Extracellular matrices without animal components and with high mechanical strength are needed for the development of the next generation of viable skin replacements. The goal of this study was to determine the optimal concentration of epidermal growth factor (EGF) to maximize the strength and collagen content of cell‐derived matrix (CDM) produced by fibroblasts in vitro in serum‐free media. Scaffold‐free CDM samples were produced by human dermal fibroblasts in the presence of 0–50 ng/mL EGF in chemically defined media. After 21 days of culture, a membrane inflation system was used to measure the biaxial tensile strength, failure stretch ratio, and thickness of each treatment group. The fibroblasts treated with 5 ng/mL EGF produced the thickest matrix (270 μm). A thinner (130 μm) matrix, produced when the fibroblasts were treated with 0.5 ng/mL, had an ultimate tensile strength (895 kPa), greater than two times that of the other treatment groups. The fibroblasts treated with 0.5 ng/mL also had the highest collagen density (23.5 mg/cm3). Fibroblasts stimulated with the lowest (0.05 ng/mL) and highest (50 ng/mL) concentrations of EGF produced significantly weaker matrices and lower collagen densities. There was no significant correlation between UTS and collagen density suggesting that mechanisms other than density contribute to the strength of the matrix. Taken together, these data indicate that the optimal EGF concentration depends upon the relative importance of matrix strength and volume in a given application and that 0.5–5.0 ng/mL EGF promotes production of a robust extracellular matrix in only 3 weeks.

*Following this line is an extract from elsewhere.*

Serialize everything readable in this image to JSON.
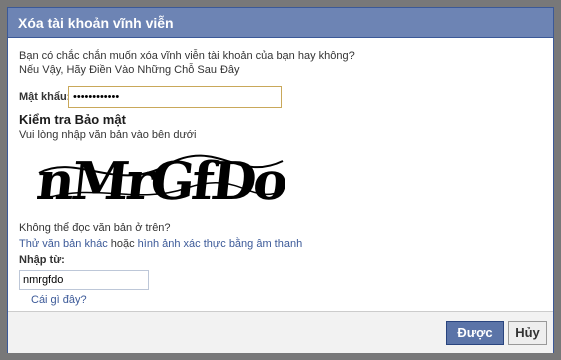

Throm, A. M., Liu, W.-C., Lock, C.-H., & Billiar, K. L. (2009). Development of a cell-derived matrix: Effects of epidermal growth factor in chemically defined culture. Journal of Biomedical Materials Research Part A, 9999A. https://doi.org/10.1002/jbm.a.32369
*denotes a WPI undergraduate student author